------ Material provided
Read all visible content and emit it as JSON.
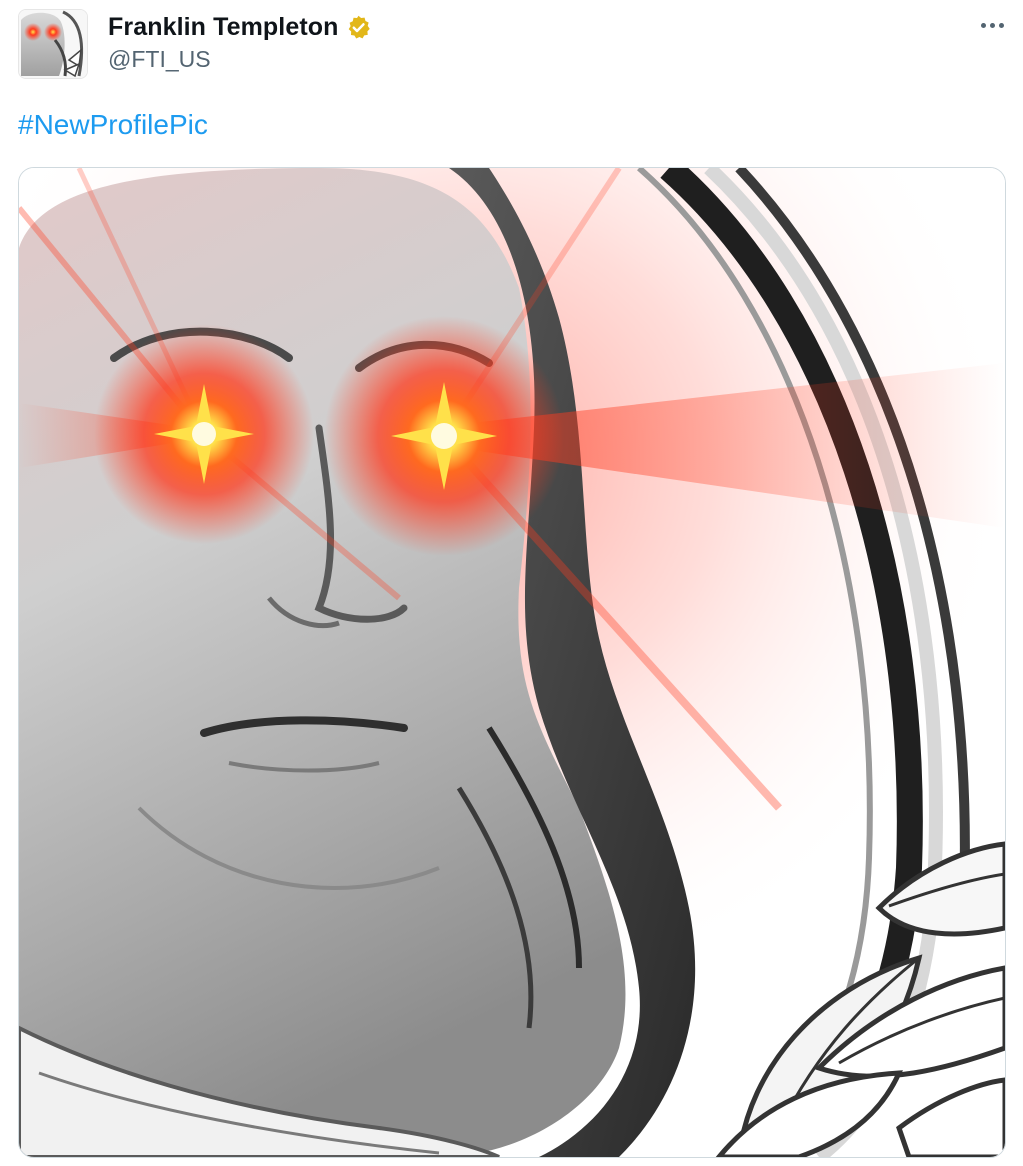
{
  "tweet": {
    "author": {
      "display_name": "Franklin Templeton",
      "handle": "@FTI_US",
      "verified_badge": "gold-check-icon",
      "avatar": "laser-eyes-portrait"
    },
    "more_menu": "more-options-icon",
    "text": {
      "hashtag": "#NewProfilePic"
    },
    "media": {
      "image": "portrait-with-laser-eyes-in-circular-frame-with-leaves"
    }
  },
  "colors": {
    "hashtag": "#1d9bf0",
    "verified_badge": "#e2b719",
    "laser": "#ff3b1f",
    "laser_core": "#ffe14a",
    "handle": "#536471"
  }
}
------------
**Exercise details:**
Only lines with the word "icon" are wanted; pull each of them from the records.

**Answer for this exercise:**
      "verified_badge": "gold-check-icon",
    "more_menu": "more-options-icon",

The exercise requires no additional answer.